- Personal Preference Some dogs are just not big drinkers. If you know your pup drinks less water then you think they need, watch their hydration levels carefully and work with your vet to ensure your dog is getting adequate hydration.
Why won’t my dog drink?
There are many reasons why your dog may not want to drink. We’ve broken down some of the most common and when you should be concerned.
If your dog isn’t drinking it may be a sign they aren’t feeling well. Watch for other symptoms including lethargy, not eating, vomiting or diarrhea. If you see other symptoms or are concerned about your pup, better to err on the side of caution and have them checked out by a vet.
As your pup moves into the golden years of their life they may slow down. This might also mean a decrease in appetite and/or thirst. You can discuss your dog’s changing dietary needs, including how much water they need at your vet appointments. If you notice signs of dehydration (explained below) let your vet know and discuss ways to support your pet.
If your dog is less active you also might find them visiting the water bowl less. While it is true that your less active dog may not need as much water as a serious canine athlete, you still want to make sure they’re getting enough to stay hydrated.
If your pup is in a new place or somewhere that makes them nervous they might not get a drink. This could include at the vet, visiting someone new or even if you’re at home and something like construction outside is stressing them out. If your dog is showing consistent signs of nerves or chronic stress, you should discuss this with your vet or an animal behaviorist so you can find ways to reduce their stress. While it might sound funny to think of your dog working on their #selfcare, stress is just as bad for your dog as it is for you!
Signs of Dehydration in Dogs
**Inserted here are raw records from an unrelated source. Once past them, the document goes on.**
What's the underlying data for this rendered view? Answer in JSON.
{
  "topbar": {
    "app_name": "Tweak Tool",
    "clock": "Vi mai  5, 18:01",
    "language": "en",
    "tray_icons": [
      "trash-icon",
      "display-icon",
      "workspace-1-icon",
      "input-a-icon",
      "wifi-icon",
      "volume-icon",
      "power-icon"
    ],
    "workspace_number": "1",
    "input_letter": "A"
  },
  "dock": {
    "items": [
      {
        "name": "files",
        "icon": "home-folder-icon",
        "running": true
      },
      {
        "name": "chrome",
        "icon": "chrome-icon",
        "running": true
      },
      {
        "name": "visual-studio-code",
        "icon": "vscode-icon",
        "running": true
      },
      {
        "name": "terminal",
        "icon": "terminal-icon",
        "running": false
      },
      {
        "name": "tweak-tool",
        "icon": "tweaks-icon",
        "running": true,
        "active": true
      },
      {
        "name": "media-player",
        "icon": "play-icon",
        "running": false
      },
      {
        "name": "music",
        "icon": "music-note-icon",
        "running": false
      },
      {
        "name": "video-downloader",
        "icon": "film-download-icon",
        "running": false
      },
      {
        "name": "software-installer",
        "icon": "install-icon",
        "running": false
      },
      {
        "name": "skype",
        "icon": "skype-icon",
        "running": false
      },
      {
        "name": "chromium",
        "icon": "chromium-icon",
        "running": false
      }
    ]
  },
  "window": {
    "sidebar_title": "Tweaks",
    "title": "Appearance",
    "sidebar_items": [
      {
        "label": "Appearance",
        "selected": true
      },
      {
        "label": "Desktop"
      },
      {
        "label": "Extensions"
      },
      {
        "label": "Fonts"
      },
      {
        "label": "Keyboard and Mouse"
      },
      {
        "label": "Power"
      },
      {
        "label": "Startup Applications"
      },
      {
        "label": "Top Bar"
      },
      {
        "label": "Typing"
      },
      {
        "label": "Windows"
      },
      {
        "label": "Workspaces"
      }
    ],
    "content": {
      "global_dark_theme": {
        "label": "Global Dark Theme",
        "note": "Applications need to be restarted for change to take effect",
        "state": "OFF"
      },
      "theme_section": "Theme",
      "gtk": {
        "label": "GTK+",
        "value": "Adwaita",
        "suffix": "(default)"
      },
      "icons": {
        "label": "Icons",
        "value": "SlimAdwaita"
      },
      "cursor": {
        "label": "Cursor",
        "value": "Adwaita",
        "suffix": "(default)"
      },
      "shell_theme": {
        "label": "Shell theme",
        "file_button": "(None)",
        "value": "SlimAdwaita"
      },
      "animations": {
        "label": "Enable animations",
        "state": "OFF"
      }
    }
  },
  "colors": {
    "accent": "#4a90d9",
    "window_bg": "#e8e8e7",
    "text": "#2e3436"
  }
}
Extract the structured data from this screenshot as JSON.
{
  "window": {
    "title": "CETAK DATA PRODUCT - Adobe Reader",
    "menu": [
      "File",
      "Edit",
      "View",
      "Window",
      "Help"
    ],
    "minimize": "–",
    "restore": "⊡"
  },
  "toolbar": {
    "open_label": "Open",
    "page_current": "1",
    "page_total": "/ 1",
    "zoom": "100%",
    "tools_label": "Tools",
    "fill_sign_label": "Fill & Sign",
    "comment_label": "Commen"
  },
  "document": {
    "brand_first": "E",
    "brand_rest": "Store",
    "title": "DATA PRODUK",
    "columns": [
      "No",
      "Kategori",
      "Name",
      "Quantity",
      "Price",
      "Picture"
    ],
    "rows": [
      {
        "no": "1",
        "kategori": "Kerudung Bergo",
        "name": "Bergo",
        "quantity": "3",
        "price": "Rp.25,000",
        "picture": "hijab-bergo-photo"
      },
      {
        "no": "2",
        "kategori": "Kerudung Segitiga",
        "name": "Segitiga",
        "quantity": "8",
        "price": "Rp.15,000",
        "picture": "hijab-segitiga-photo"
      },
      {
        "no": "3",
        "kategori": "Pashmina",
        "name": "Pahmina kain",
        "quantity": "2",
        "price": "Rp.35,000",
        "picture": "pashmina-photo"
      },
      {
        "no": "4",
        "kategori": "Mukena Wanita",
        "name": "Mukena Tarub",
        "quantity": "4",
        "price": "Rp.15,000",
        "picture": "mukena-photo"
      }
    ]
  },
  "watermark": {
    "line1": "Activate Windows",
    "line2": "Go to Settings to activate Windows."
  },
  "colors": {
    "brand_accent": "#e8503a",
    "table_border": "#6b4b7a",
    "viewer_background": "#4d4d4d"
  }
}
It is important that you recognize the signs of dehydration in your dog. If you notice your dog not drinking or not drinking enough along with any of the following symptoms you’ll want to start hydrating your pup stat! If you’re struggling, reach out to your dog’s vet for help. They may have to use IV fluids. Symptoms of dehydration in dogs include:
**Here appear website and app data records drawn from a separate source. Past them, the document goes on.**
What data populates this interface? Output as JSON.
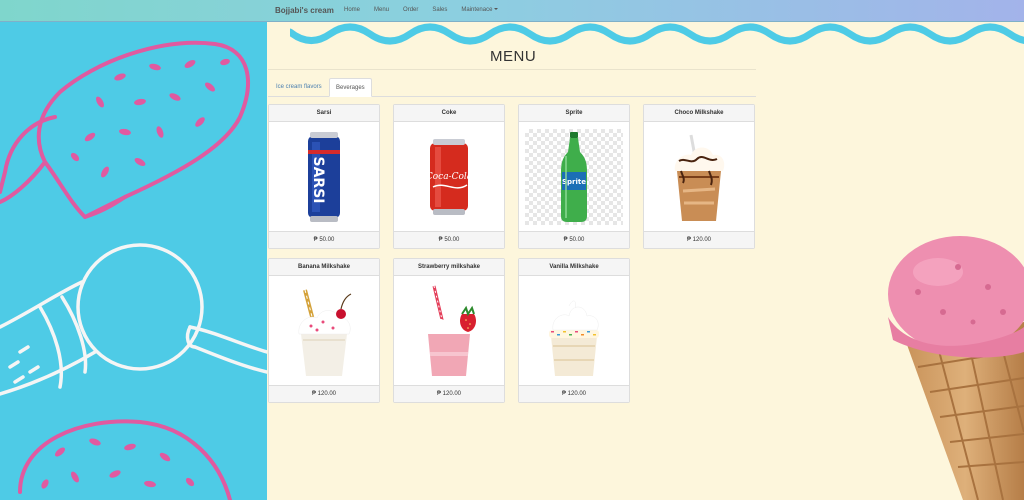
{
  "navbar": {
    "brand": "Bojjabi's cream",
    "items": [
      "Home",
      "Menu",
      "Order",
      "Sales",
      "Maintenace"
    ]
  },
  "page": {
    "title": "MENU"
  },
  "tabs": [
    {
      "label": "Ice cream flavors",
      "active": false
    },
    {
      "label": "Beverages",
      "active": true
    }
  ],
  "products": [
    {
      "name": "Sarsi",
      "price": "₱ 50.00",
      "icon": "sarsi-can"
    },
    {
      "name": "Coke",
      "price": "₱ 50.00",
      "icon": "coke-can"
    },
    {
      "name": "Sprite",
      "price": "₱ 50.00",
      "icon": "sprite-bottle"
    },
    {
      "name": "Choco Milkshake",
      "price": "₱ 120.00",
      "icon": "choco-milkshake"
    },
    {
      "name": "Banana Milkshake",
      "price": "₱ 120.00",
      "icon": "banana-milkshake"
    },
    {
      "name": "Strawberry milkshake",
      "price": "₱ 120.00",
      "icon": "strawberry-milkshake"
    },
    {
      "name": "Vanilla Milkshake",
      "price": "₱ 120.00",
      "icon": "vanilla-milkshake"
    }
  ],
  "colors": {
    "left_panel": "#4ecbe6",
    "background": "#fdf6dc",
    "wave": "#4ecbe6",
    "doodle_pink": "#e05aa0"
  }
}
- Dry mouth
- Dark urine
- White gums
While mild dehydration might not be all that serious, a more severe case could be life-threatening. If your dog is dehydrated due to overheating they are also at risk for heatstroke. It is always better to err on the side of caution and seek medical attention. Since there are many possible reasons why your dog might not be drinking, you want to look for clues so you can understand the cause of the issue - this will help you make the best decision about how to encourage your pup to drink more and stay hydrated.
The Ollie blog is devoted to helping pet parents lead healthier lives with their pups. If you want to learn more about our fresh, human-grade food, check out MyOllie.com.